— Work to be completed —
Copy the data below verbatim, leaving no line out.

— Available data —
-- -- --

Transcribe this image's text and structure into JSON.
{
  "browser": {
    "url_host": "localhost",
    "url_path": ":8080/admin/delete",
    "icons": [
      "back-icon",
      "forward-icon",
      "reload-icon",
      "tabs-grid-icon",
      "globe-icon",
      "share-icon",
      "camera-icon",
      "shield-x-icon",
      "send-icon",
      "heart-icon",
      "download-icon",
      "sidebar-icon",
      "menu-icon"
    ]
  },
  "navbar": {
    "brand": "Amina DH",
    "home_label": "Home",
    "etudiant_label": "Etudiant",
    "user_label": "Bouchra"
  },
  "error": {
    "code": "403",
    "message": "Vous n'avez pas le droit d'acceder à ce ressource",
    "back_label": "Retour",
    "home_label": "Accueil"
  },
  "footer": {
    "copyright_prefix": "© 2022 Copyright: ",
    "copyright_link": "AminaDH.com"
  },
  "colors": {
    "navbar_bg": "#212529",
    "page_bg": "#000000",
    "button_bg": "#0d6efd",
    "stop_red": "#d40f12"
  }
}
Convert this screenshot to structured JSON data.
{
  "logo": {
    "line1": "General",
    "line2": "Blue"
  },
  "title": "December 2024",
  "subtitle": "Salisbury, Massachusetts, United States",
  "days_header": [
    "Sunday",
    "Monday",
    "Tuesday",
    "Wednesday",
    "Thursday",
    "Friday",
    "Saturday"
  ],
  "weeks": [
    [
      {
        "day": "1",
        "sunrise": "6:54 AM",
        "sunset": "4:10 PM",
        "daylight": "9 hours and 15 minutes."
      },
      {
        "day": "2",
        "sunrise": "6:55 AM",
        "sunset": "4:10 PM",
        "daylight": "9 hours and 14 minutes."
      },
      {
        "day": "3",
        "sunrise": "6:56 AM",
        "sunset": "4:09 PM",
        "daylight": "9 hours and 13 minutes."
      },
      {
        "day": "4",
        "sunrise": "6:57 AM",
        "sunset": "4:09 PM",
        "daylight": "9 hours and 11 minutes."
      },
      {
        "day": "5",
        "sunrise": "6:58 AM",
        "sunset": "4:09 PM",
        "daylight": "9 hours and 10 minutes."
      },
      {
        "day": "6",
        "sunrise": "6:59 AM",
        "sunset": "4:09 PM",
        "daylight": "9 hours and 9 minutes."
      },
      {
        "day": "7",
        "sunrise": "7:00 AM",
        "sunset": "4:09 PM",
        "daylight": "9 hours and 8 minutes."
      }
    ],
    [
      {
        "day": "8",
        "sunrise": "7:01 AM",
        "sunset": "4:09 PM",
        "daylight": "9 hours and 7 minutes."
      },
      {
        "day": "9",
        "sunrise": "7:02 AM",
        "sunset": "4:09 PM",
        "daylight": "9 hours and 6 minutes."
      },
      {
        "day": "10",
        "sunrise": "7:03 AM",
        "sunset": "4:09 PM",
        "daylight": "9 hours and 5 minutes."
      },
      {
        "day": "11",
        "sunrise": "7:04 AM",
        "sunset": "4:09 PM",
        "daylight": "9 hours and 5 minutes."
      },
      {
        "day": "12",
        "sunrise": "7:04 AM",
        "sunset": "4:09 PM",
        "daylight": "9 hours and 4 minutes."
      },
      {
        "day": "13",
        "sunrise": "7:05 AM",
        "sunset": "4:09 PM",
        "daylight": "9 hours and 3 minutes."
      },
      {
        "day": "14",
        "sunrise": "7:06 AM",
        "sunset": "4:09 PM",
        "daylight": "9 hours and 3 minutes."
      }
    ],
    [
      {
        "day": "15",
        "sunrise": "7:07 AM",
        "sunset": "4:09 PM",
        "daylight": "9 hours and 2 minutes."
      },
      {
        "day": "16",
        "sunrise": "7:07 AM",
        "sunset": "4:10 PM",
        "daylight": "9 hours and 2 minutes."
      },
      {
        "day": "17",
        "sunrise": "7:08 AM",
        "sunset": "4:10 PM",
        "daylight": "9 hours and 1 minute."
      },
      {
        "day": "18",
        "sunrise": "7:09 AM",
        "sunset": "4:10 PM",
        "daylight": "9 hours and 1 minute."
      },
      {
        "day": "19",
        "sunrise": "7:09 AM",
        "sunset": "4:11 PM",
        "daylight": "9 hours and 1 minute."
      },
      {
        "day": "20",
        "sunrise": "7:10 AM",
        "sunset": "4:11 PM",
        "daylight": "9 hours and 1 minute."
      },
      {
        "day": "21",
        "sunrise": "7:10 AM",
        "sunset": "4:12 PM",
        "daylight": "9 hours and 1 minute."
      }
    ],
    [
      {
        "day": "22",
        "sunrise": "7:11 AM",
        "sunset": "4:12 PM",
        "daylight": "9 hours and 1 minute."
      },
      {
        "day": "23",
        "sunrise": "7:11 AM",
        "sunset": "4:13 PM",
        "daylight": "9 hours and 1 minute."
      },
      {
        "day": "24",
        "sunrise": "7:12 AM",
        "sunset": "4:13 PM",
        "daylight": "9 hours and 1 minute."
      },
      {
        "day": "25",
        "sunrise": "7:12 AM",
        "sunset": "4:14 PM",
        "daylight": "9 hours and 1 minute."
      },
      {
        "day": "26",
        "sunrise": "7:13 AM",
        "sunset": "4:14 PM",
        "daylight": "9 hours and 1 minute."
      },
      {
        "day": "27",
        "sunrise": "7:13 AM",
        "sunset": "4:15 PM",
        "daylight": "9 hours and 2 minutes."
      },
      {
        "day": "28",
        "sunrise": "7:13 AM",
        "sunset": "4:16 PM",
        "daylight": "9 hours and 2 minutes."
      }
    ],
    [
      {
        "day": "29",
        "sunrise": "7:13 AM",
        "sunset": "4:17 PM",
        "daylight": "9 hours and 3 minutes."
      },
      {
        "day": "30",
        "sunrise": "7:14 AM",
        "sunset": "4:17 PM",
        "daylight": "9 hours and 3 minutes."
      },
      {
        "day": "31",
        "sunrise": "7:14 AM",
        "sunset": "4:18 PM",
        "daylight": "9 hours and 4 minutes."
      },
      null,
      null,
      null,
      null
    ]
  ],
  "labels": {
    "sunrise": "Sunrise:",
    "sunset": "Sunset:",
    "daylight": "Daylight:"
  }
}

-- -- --

— Response area —
Transcribe this image's text and structure into JSON.
{
  "browser": {
    "url_host": "localhost",
    "url_path": ":8080/admin/delete",
    "icons": [
      "back-icon",
      "forward-icon",
      "reload-icon",
      "tabs-grid-icon",
      "globe-icon",
      "share-icon",
      "camera-icon",
      "shield-x-icon",
      "send-icon",
      "heart-icon",
      "download-icon",
      "sidebar-icon",
      "menu-icon"
    ]
  },
  "navbar": {
    "brand": "Amina DH",
    "home_label": "Home",
    "etudiant_label": "Etudiant",
    "user_label": "Bouchra"
  },
  "error": {
    "code": "403",
    "message": "Vous n'avez pas le droit d'acceder à ce ressource",
    "back_label": "Retour",
    "home_label": "Accueil"
  },
  "footer": {
    "copyright_prefix": "© 2022 Copyright: ",
    "copyright_link": "AminaDH.com"
  },
  "colors": {
    "navbar_bg": "#212529",
    "page_bg": "#000000",
    "button_bg": "#0d6efd",
    "stop_red": "#d40f12"
  }
}
Convert this screenshot to structured JSON data.
{
  "logo": {
    "line1": "General",
    "line2": "Blue"
  },
  "title": "December 2024",
  "subtitle": "Salisbury, Massachusetts, United States",
  "days_header": [
    "Sunday",
    "Monday",
    "Tuesday",
    "Wednesday",
    "Thursday",
    "Friday",
    "Saturday"
  ],
  "weeks": [
    [
      {
        "day": "1",
        "sunrise": "6:54 AM",
        "sunset": "4:10 PM",
        "daylight": "9 hours and 15 minutes."
      },
      {
        "day": "2",
        "sunrise": "6:55 AM",
        "sunset": "4:10 PM",
        "daylight": "9 hours and 14 minutes."
      },
      {
        "day": "3",
        "sunrise": "6:56 AM",
        "sunset": "4:09 PM",
        "daylight": "9 hours and 13 minutes."
      },
      {
        "day": "4",
        "sunrise": "6:57 AM",
        "sunset": "4:09 PM",
        "daylight": "9 hours and 11 minutes."
      },
      {
        "day": "5",
        "sunrise": "6:58 AM",
        "sunset": "4:09 PM",
        "daylight": "9 hours and 10 minutes."
      },
      {
        "day": "6",
        "sunrise": "6:59 AM",
        "sunset": "4:09 PM",
        "daylight": "9 hours and 9 minutes."
      },
      {
        "day": "7",
        "sunrise": "7:00 AM",
        "sunset": "4:09 PM",
        "daylight": "9 hours and 8 minutes."
      }
    ],
    [
      {
        "day": "8",
        "sunrise": "7:01 AM",
        "sunset": "4:09 PM",
        "daylight": "9 hours and 7 minutes."
      },
      {
        "day": "9",
        "sunrise": "7:02 AM",
        "sunset": "4:09 PM",
        "daylight": "9 hours and 6 minutes."
      },
      {
        "day": "10",
        "sunrise": "7:03 AM",
        "sunset": "4:09 PM",
        "daylight": "9 hours and 5 minutes."
      },
      {
        "day": "11",
        "sunrise": "7:04 AM",
        "sunset": "4:09 PM",
        "daylight": "9 hours and 5 minutes."
      },
      {
        "day": "12",
        "sunrise": "7:04 AM",
        "sunset": "4:09 PM",
        "daylight": "9 hours and 4 minutes."
      },
      {
        "day": "13",
        "sunrise": "7:05 AM",
        "sunset": "4:09 PM",
        "daylight": "9 hours and 3 minutes."
      },
      {
        "day": "14",
        "sunrise": "7:06 AM",
        "sunset": "4:09 PM",
        "daylight": "9 hours and 3 minutes."
      }
    ],
    [
      {
        "day": "15",
        "sunrise": "7:07 AM",
        "sunset": "4:09 PM",
        "daylight": "9 hours and 2 minutes."
      },
      {
        "day": "16",
        "sunrise": "7:07 AM",
        "sunset": "4:10 PM",
        "daylight": "9 hours and 2 minutes."
      },
      {
        "day": "17",
        "sunrise": "7:08 AM",
        "sunset": "4:10 PM",
        "daylight": "9 hours and 1 minute."
      },
      {
        "day": "18",
        "sunrise": "7:09 AM",
        "sunset": "4:10 PM",
        "daylight": "9 hours and 1 minute."
      },
      {
        "day": "19",
        "sunrise": "7:09 AM",
        "sunset": "4:11 PM",
        "daylight": "9 hours and 1 minute."
      },
      {
        "day": "20",
        "sunrise": "7:10 AM",
        "sunset": "4:11 PM",
        "daylight": "9 hours and 1 minute."
      },
      {
        "day": "21",
        "sunrise": "7:10 AM",
        "sunset": "4:12 PM",
        "daylight": "9 hours and 1 minute."
      }
    ],
    [
      {
        "day": "22",
        "sunrise": "7:11 AM",
        "sunset": "4:12 PM",
        "daylight": "9 hours and 1 minute."
      },
      {
        "day": "23",
        "sunrise": "7:11 AM",
        "sunset": "4:13 PM",
        "daylight": "9 hours and 1 minute."
      },
      {
        "day": "24",
        "sunrise": "7:12 AM",
        "sunset": "4:13 PM",
        "daylight": "9 hours and 1 minute."
      },
      {
        "day": "25",
        "sunrise": "7:12 AM",
        "sunset": "4:14 PM",
        "daylight": "9 hours and 1 minute."
      },
      {
        "day": "26",
        "sunrise": "7:13 AM",
        "sunset": "4:14 PM",
        "daylight": "9 hours and 1 minute."
      },
      {
        "day": "27",
        "sunrise": "7:13 AM",
        "sunset": "4:15 PM",
        "daylight": "9 hours and 2 minutes."
      },
      {
        "day": "28",
        "sunrise": "7:13 AM",
        "sunset": "4:16 PM",
        "daylight": "9 hours and 2 minutes."
      }
    ],
    [
      {
        "day": "29",
        "sunrise": "7:13 AM",
        "sunset": "4:17 PM",
        "daylight": "9 hours and 3 minutes."
      },
      {
        "day": "30",
        "sunrise": "7:14 AM",
        "sunset": "4:17 PM",
        "daylight": "9 hours and 3 minutes."
      },
      {
        "day": "31",
        "sunrise": "7:14 AM",
        "sunset": "4:18 PM",
        "daylight": "9 hours and 4 minutes."
      },
      null,
      null,
      null,
      null
    ]
  ],
  "labels": {
    "sunrise": "Sunrise:",
    "sunset": "Sunset:",
    "daylight": "Daylight:"
  }
}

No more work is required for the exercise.